As the Covid-19 Enhanced Community Quarantine (ECQ) over Luzon nears its end, House Ways and Means Chair Joey Sarte Salceda (Albay 2nd District) has called for mandatory mas testing for persons under investigation (PUIs), as well as more intensive contact tracing of people they have intermingled with by local government units (LGUs).
“We need to do 200,000 tests before we can entertain any thought of lifting the lockdown. Our Intensive Care Units (ICU) capacity also needs to be increased to 20,000,” said Salceda, who added that mass testing will allow government decision makers to prioritizes key areas for intervention.
He has also requested the Interagency Task Force on Emerging Infectious Diseases (IATF) to prepare for “waves of active infection” which could overwhelm the public health sector if left unanticipated. “While we have done 11,466 COVID-19 tests, we are far from the minimum with a capacity for only 1,500 per day with all labs in already,” he added.

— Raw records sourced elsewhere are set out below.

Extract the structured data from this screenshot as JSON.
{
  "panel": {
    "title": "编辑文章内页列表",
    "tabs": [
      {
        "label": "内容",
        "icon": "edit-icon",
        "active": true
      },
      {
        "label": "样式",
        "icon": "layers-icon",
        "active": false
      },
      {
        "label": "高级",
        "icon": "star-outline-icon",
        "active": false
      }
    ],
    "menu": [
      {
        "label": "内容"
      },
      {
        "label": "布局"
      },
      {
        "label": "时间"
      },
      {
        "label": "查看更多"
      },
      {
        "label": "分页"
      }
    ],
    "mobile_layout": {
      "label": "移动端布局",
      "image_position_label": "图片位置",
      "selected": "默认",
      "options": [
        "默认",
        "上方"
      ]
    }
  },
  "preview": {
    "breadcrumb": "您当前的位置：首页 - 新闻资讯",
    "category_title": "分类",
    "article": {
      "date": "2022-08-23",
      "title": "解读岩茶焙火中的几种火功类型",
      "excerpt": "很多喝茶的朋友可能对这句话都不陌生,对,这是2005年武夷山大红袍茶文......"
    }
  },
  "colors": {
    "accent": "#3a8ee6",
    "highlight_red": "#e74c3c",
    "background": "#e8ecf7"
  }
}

A noted economist, and a known emergency and disaster risk reduction expert, Salceda and his team have independently been consulting with professionals in disease “outbreak science” and continuously monitoring various simulations on the COVID-19 pandemic. He was the first in Congress to call for a lockdown in the early days of the outbreak.

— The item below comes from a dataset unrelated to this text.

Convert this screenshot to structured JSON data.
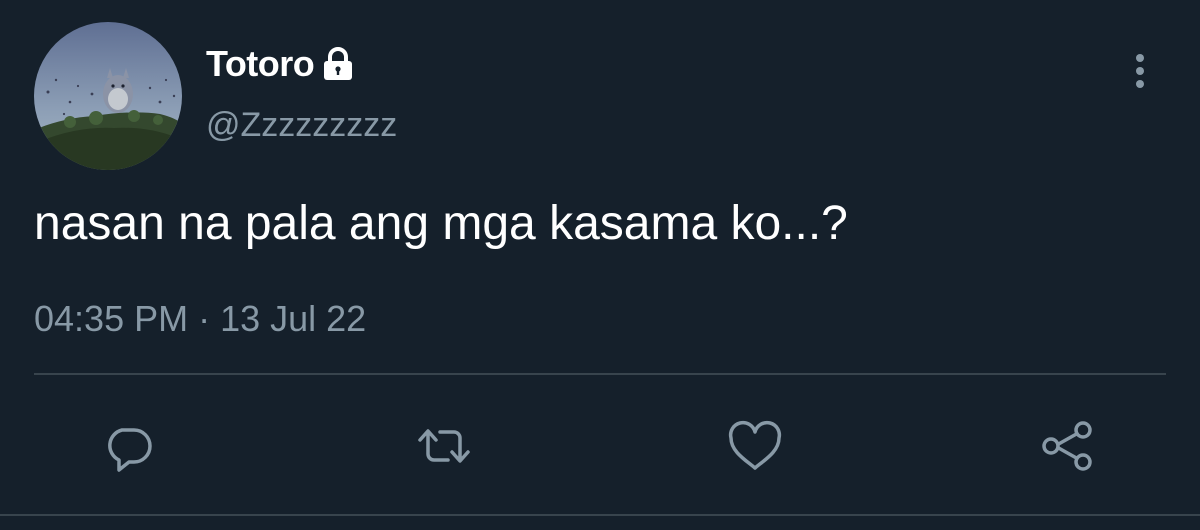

The lawmaker said his team has seen conservative simulations and observed “simulations similar to what Governor Cuomo of New York has often cited, where they think some 40% of the population may get infected. Estimates range from several thousands to a few millions. “We don’t treat them like gospel truth, but based evolving trends, there are two key observations that appear in all the simulations. One, ECQ works to a significant degree, but two, it is not feasible to do it forever.”
“We will have to lift the ECQ at some point, but we cannot afford to lift it at our current testing rate, otherwise we would be forced to reimpose it again. Doing so prematurely would have graver consequences – harder to reboot the economy, more time before we can recover, and limited scope for future growth,” he pinted out.
“Mass testing is thus essential. I understand that we can’t do it for the entire population, but we can begin random testing, and contact tracing of those who are positive by the LGUs concerned. We need that data for sound decision-making,” he stressed.
Salceda said he understands the constraints such as insufficient test kits and testing centers. “but we have to address those constraints, instead of saying that because of them. we will not do mass testing. We granted the President emergency powers precisely for that purpose,” he emphasized.
Salceda also asked the Department of Health to make hospitals more capable of intensive care. “There are only 1,600 mechanical ventilators nationwide. Based on the latest models predicting the infection levels, we may reach 20,000 severe active cases needing ICU care on the same day. Hopefully not, but let’s be better prepared. We need to procure more of them soon, import them if necessary, so we can buy time for our local inventors and manufacturers to ramp up local production,” he added.
The vital House committee chair likewise proposes several measures to follow a graduated lifting of ECQ, but says such decisions can be made more effective with data from mass testing. His other proposed measures include: 1) Extension of the President’s emergency powers on certain aspects, in quarterly increments, as necessary to carry out a recovery plan;
2) Aggressive expansion of intensive care facilities through expedited procurement of ventilators and other necessary medical supplies, and ensure the PPE needs of all health care workers and relevant frontliners to maintain their efficacy; 3) Extension of the lockdown in increments of 15 days, depending on the health outcomes;
4) Identification of high-risk locations (due to prevalence of co-morbidities, risky age profile, and dense households) for intensified interventions and surveillance, which includes (a) intensive barangay-level surveillance, monitoring, and observation, (b) continued subsidies and nutritional support for high-risk, contained areas, and (c) establishing isolation centers for PUIs in high-risk areas;
5) Consider class suspension in schools for the rest of the year, and facilitate arrangements based on the implications of such suspension. 6) Intensified sanitation and disinfection of areas where cases have been identified or confirmed (Wuhan-style disinfection of streets, common areas, and other facilities);
7) Resumption of government work post-lockdown, except for employees above 60 years of age, or with risky pre-existing conditions; 8) Resumption of private work post-lockdown except for those above 60 years of age, or with risky pre-existing conditions; 9) Sustained social distancing measures in areas where work has resumed;
10) Facilitation of work-from-home arrangements wherever possible (under proper guidelines, and ensured maintenance of internet infrastructure), and full resumption od off-site operations; and 11) Allowing logistics-based sales (i.e. increasing capacity of GrabDelivery and delivery service providers, instead of people congregating in brick-and-mortar shops and malls).
“If we treat this obtaining situation as war, we have to know where the enemy is. That’s the benefit of mass testing. We also have to ramp up the capacity of treatment and isolation centers because that’s where the battle to save lives really happens. All these are necessary while we restore as much normalcy as possible to the economy – because we can’t fight a serious war without a war chest,” Salceda pointed out.